Getting rid of the terms 'developed' and 'developing' as applied to nations. Even 'emerging economy' is problematic. Developed and developing signify complete in some way or being in the process of reaching completeness. Emerging is a variation on this. All imply inherent goodness in consuming resources like those of us in the US, in Europe, Japan, Australia, etc etc etc do, when in fact ecologically speaking that level of consumption extended globally is a disaster in the making.
I'm not sure what should replace these terms, nor do I think that this would solve the practical problem of ecological overshoot, but if refining our language in how we think about this seems important.
Continued Idealization of Economic Growth Is Delusion
Going along with this is moving our expectations and language away from growth economics to steady-state economics--another huge subject not always explicitly connected with population growth. We have been so indoctrinated with the notion that growth is good always that this may be difficult, but given what we now know about the ecological limits of the planet and how in the highest consuming nations of the world any growth is likely uneconomic, to not cease talking about economic growth as an unqualified good thing is just delusional.
We Have to Be Able to Calmly Talk About Population Growth & Resource Consumption
Break the taboo on talking about population growth and reacting kneejerkedly to it as somehow an infringement on personal liberty necessarily and in all cases--and assuming that if someone brings it up the next words out of their mouth will be about eugenics, enforced population controls, one-child policies, or they are crypto-communists, crypto-racists or outright nationalist. While I admit I don't have a hard stat on it, I imagine a fraction of one percent of people wanting to have this discussion are any of those negative things.
If we cannot even have a nuanced discussion of the relation of how our personal reproductive choices, the group reproductive choices of nations, as well as how our individual and collective consumer choices combine into environmental and social impact, we will surely choose the to continue down the path of collapse.
More on Population Growth, Ecological Footprint, Equity:
When Population Growth and Resource Availability Collide
Connecting the Dots: Population Growth, Consumerism & Biodiversity Loss Tangled Together

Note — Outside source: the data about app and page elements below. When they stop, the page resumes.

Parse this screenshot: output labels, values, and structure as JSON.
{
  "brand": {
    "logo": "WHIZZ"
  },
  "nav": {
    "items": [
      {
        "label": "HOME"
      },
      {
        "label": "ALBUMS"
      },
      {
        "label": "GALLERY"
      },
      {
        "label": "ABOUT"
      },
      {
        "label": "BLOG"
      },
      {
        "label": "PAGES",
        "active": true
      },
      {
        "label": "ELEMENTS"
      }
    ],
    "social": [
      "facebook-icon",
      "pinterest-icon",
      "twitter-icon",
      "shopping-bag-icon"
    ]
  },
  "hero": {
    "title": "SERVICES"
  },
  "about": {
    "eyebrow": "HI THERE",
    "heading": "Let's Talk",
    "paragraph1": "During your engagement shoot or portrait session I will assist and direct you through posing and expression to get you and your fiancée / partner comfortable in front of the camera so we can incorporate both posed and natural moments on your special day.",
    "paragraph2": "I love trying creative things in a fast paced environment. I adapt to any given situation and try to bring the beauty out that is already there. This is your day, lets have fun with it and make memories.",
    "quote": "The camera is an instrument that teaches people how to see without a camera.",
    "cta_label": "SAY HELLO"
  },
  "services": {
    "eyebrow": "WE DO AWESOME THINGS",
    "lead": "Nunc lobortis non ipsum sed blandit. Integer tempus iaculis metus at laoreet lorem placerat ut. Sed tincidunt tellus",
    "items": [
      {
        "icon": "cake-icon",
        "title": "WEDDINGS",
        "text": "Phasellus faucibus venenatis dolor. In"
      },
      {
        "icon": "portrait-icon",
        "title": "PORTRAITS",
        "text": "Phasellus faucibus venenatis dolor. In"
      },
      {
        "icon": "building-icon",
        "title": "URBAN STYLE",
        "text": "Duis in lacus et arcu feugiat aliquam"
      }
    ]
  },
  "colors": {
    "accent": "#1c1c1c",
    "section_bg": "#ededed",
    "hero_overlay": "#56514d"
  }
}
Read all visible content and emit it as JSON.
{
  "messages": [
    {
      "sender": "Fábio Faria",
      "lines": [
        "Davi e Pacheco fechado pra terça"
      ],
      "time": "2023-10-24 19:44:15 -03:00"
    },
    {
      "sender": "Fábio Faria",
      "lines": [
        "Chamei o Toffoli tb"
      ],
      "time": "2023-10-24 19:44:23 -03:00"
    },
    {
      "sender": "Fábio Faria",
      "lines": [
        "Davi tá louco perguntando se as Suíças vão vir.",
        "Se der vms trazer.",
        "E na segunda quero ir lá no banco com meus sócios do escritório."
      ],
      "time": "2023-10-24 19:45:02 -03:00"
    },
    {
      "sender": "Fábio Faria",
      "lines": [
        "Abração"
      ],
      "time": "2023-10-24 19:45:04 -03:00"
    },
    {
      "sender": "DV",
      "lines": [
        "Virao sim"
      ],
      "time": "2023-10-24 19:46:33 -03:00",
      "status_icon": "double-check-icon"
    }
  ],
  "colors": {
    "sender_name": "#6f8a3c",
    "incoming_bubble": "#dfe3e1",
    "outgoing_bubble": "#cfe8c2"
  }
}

Population Growth, Climate Change Degrade African Soil, Threaten Millions With Starvation: Worldwatch
Australian Anglican Church Says Population Growth May Break Commandment 'Thou Shall Not Steal'